In our lives, we might have difficulties to do decisions. Even if we have the intention to do some activities but sometimes, it is difficult to convert them into behaviour. For instance, most of us would want to maintain a good body shape and we should exercise more, have a healthy diet and stay positive. Sometimes, we would just give ourselves some excuses and think, “I will do it tomorrow…”. Some other behaviours include taking junk food, overspending on credit cards and even drink and drive. People don’t always act rationally. In fact, they tend to act irrationally but in predictable ways. Because their mistakes tend to be predictable, people can be encouraged to make better choices. Hence, we apply choice architecture and give them a nudge. A behavioural nudge is getting you to do something without restraining your freedom of choice or changing financial incentives.
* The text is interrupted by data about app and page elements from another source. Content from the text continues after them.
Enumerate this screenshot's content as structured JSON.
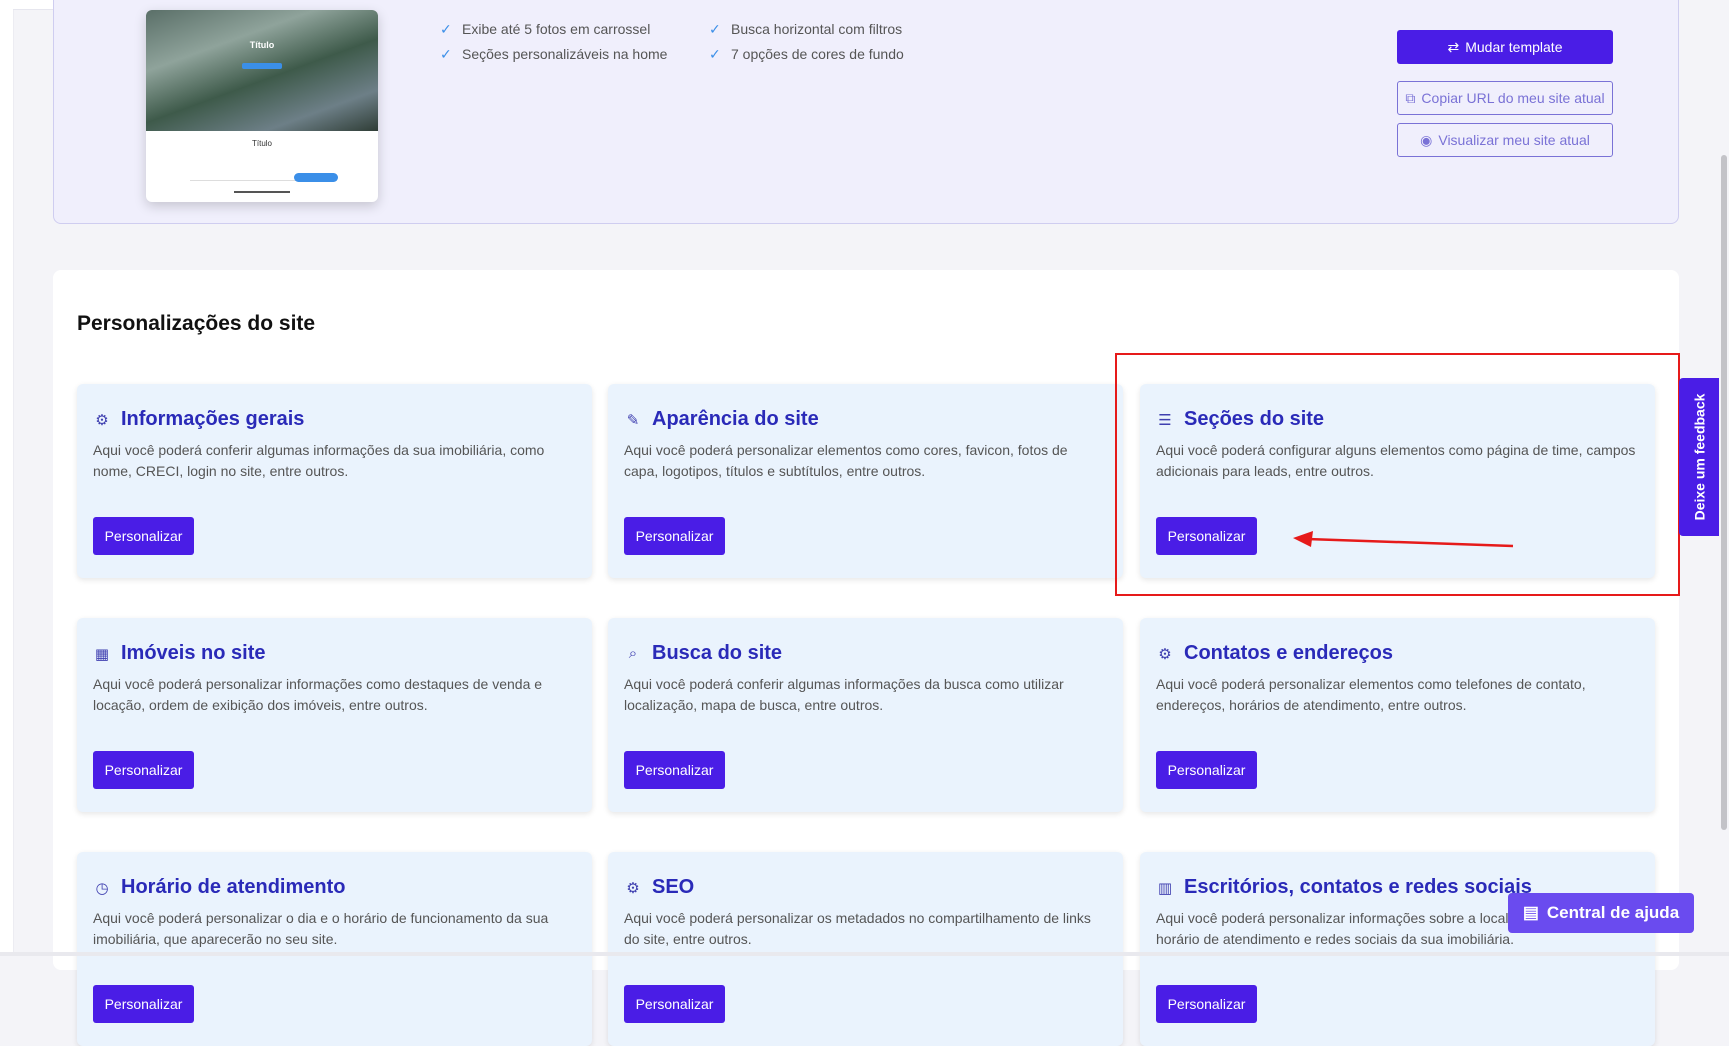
{
  "template_preview": {
    "hero_title": "Título",
    "body_title": "Título"
  },
  "features": {
    "col1": [
      "Exibe até 5 fotos em carrossel",
      "Seções personalizáveis na home"
    ],
    "col2": [
      "Busca horizontal com filtros",
      "7 opções de cores de fundo"
    ]
  },
  "actions": {
    "change_template": "Mudar template",
    "copy_url": "Copiar URL do meu site atual",
    "view_site": "Visualizar meu site atual"
  },
  "section_title": "Personalizações do site",
  "tiles": [
    {
      "title": "Informações gerais",
      "icon": "gear-icon",
      "desc": "Aqui você poderá conferir algumas informações da sua imobiliária, como nome, CRECI, login no site, entre outros.",
      "button": "Personalizar"
    },
    {
      "title": "Aparência do site",
      "icon": "brush-icon",
      "desc": "Aqui você poderá personalizar elementos como cores, favicon, fotos de capa, logotipos, títulos e subtítulos, entre outros.",
      "button": "Personalizar"
    },
    {
      "title": "Seções do site",
      "icon": "sections-icon",
      "desc": "Aqui você poderá configurar alguns elementos como página de time, campos adicionais para leads, entre outros.",
      "button": "Personalizar"
    },
    {
      "title": "Imóveis no site",
      "icon": "property-icon",
      "desc": "Aqui você poderá personalizar informações como destaques de venda e locação, ordem de exibição dos imóveis, entre outros.",
      "button": "Personalizar"
    },
    {
      "title": "Busca do site",
      "icon": "search-icon",
      "desc": "Aqui você poderá conferir algumas informações da busca como utilizar localização, mapa de busca, entre outros.",
      "button": "Personalizar"
    },
    {
      "title": "Contatos e endereços",
      "icon": "gear-icon",
      "desc": "Aqui você poderá personalizar elementos como telefones de contato, endereços, horários de atendimento, entre outros.",
      "button": "Personalizar"
    },
    {
      "title": "Horário de atendimento",
      "icon": "clock-icon",
      "desc": "Aqui você poderá personalizar o dia e o horário de funcionamento da sua imobiliária, que aparecerão no seu site.",
      "button": "Personalizar"
    },
    {
      "title": "SEO",
      "icon": "gear-icon",
      "desc": "Aqui você poderá personalizar os metadados no compartilhamento de links do site, entre outros.",
      "button": "Personalizar"
    },
    {
      "title": "Escritórios, contatos e redes sociais",
      "icon": "building-icon",
      "desc": "Aqui você poderá personalizar informações sobre a localização, contato, horário de atendimento e redes sociais da sua imobiliária.",
      "button": "Personalizar"
    }
  ],
  "feedback_tab": "Deixe um feedback",
  "help_button": "Central de ajuda",
  "colors": {
    "primary": "#4a1de6",
    "tile_bg": "#eaf3fd",
    "title_blue": "#2a2ab8",
    "highlight_red": "#e61a1a"
  }
}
Understanding human behaviour is important in forming public policy, good regulatory practice and creating motivated guidelines. In the private sectors, it helps to form an organisation behavioural policy, marketing strategies and a sustainable business environment that the consumers are transformed into your brand ambassadors.
Behavioural insights help us to understand how people make their decision in their everyday lives. The knowledge of behavioural insights is beyond that of the rational behaviour that was described in the economics books. We must understand; the human being is unique. A human being has mind and soul that make each and every one of us unique. We have limited attention and our behaviour is regulated by the limited self-control. Don’t forget, the human is always heavily influenced by people around us and by the external environment.
Do you know that human beings can have sudden decision change just as simple as words used in delivering the message to the public? Let me illustrate this. In a shopping mall, if a consumer sees two products, the first, “10% sugar” and “90% sugar-free”, in human subconscious mind, people tend to choose the product with “90% sugar-free products”. Why? This is the power of behavioural insights. Can you see, a simple tweak on the message can influence human behaviour? Hence, the application of behavioural insights can help public sectors to educate people to follow the regulations. It creates a voluntary behaviour to comply with the public policy or the new regulations.
Turning to consumer behaviour, several methods of behavioural insights are applied in product strategies. For example, if you run a fast food restaurant, red colour is the best in a restaurant wall. Why? People would feel happy and cheerful. Red colour increases the food temptation and your customers would tend to eat more. However, after a while, they would feel hot and uneasy. As a result, they would leave the restaurant and the seats are automatically vacant for the next customer. If you are running a hospital, light blue or light green helps the patients to feel calm and the perception of the waiting time seems shorter when they are waiting.
In the service industry, we apply behavioural insights through simplifying the process to help people to convert their intention to behaviour. How do we do it? First, we analyse the procedures and steps that are involved in the decision making and action. Then, we remove the unnecessary steps and make the service more user-friendly.
For behavioural intervention, the rewarding design behavioural is applied to motivate the people for their behaviour. For example, the Health Promotion Board (HPB) of Singapore had organised the National Step Challenge. The participants were given a pedometer to monitor how many steps they have taken in a day. They can redeem rewards such as shopping and grocery vouchers if they hit a certain target. This campaign applies behavioural insights by providing positive reinforcement to the people. However, the design of the program must be carefully crafted by considering the behaviour of the people.
In order to design a behavioural insight program, it would take some time. First, we must communicate with all the stakeholders. We need to understand their experience and the ideas on ways to improve services based on the current situation. From the data analysis, we would need to perform trial in the randomised control trial (RCT) to understand the findings obtained during the initial stage. By applying this method, we can compare the effectiveness of the strategies or intervention as compared to the control group (current stage).
In behavioural intervention, we apply the framework from behavioural insight team – the EAST principle.
- Keep it Easy
- Keep it Attractive
- Keep it Social
- Keep it Timely
Behavioural insights provide the tools, framework for policymakers, department strategies, organisational strategies, sales and marketing strategies to enhance the traditional ways and uplift the delivery system. All the interventions are actually simple and easy to be implemented. Stop selling refrigerators to the Eskimos now and learn new ways to reach the heart and soul of the people!
Datuk Dr. Leow Chee Seng,
Encik Mohamad Muzaffar Abdul Hamid